Though it may seem as though every baseball field is created equal, the battlegrounds of America’s favorite pastime are anything but. From local to minor to major, every field has its own unique personality. And whether it’s outfield dimensions or infield dirt, the nature of baseball stadiums have shifted throughout the years – changing to not only meet the needs of their players, but the cities that house them.
Before that, however, there’s one of the sport’s most important and expertly maintained components: dirt.
So what exactly is infield dirt?
The Short Answer…
A specially crafted blend of sand, silt, and clay.
The long answer… is a bit more complicated. Though the exact composition of Baseball diamond ‘dirt’ varies with location and climate, it’s usually a mix between 60-70% sand, 20-30% clay, and 10-20% silt.
When the sport first started, baseball diamonds consisted primarily of clay. However, on bright days, the sun would dry the clay out and make the field as hard as a rock. Similarly, if it rained, the fields would turn into a liquid nightmare.
So the numbers had to be adjusted.

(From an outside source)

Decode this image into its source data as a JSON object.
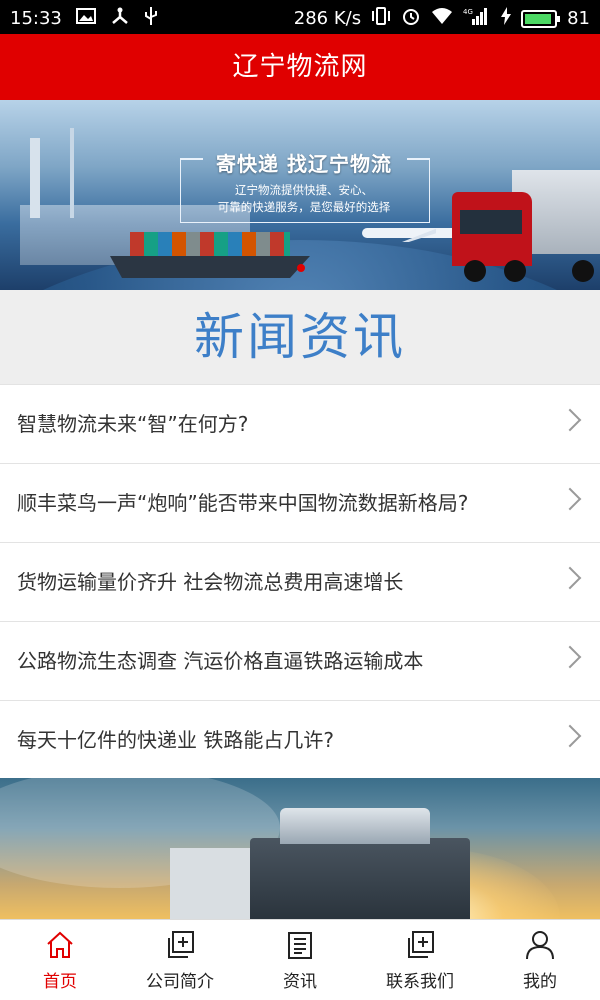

Today, the dirt on a baseball field is so specialized that you’ll find different compositions across the diamond, from home plate to the pitcher’s mound. Each combination is designed to work to the player’s’ advantage – more clay on the pitcher’s mound so it stays firm when balls are thrown, thicker grains on the base paths for traction, even looser sand for sliding.
There’s a science involved in infield dirt that goes beyond basic maintenance.
Which may be why so many stadiums are so particular about where their ‘dirt’ comes from.
The answer? New Jersey. Currently, most major league clubs import a sports dirt mix called Beam Clay, made by Partac Peat Corp, which contains both red clay and orange sand from the garden state.
But this isn’t the only dirt they’re importing.
The Magic of River Mud
As anyone that’s played baseball or has a passing familiarity with the sport may know, rubbing dirt on a brand new ball is a common practice. And while it may seem a bit superstitious, coating a new ball with a mix of dirt and water has a higher purpose – traction.
Yet, the major league teams go a bit further.
Since the 1950s, every major league team has smeared their balls with mud from a secret location along the Delaware River in New Jersey. A location first discovered in the 1930s by one man, Lena Blackburne. Blackburne was a third-base coach for the old Philadelphia Athletics baseball team and discovered the undisclosed tidal tributary when he went home for a break.
After introducing this distinctive mud to the league, he passed the business, and the classified area, onto a friend – Mr. Burns Bintliff.
To this day, the Bintliff family remains in charge of the gathering and distribution of the mud. Going each summer to collect around 1,000 lbs of the soil to be stored over the winter and sold the next season.
Yet this isn’t where baseball’s ties with dirt end.
Welcome to the Hall of Fame
If you’ve ever gone to the beach on vacation and brought home a bottle of sand, you get the concept of wanting a memento beyond the typical tourist t-shirt. And though you may at some point question why you decided to keep such an unremarkable artifact, it’ll always serve as a reminder of a place and a time.
And more than that – be an actual piece of it.
The Baseball Hall of Fame takes a similar approach, immortalizing infield dirt from historic stadiums and events alike. Within its walls you’ll find dirt from places like the old Comiskey Park in Chicago as well as soil from Ebbets Field in Brooklyn, where Jackie Robinson became the first African American to play in the major leagues.
You can even find residuals of all the fields Babe Ruth conquered stuck to the spikes of his shoes.
So the next time you find yourself in the stands or out on the field, take just a moment to admire the craft behind the earth beneath your feet.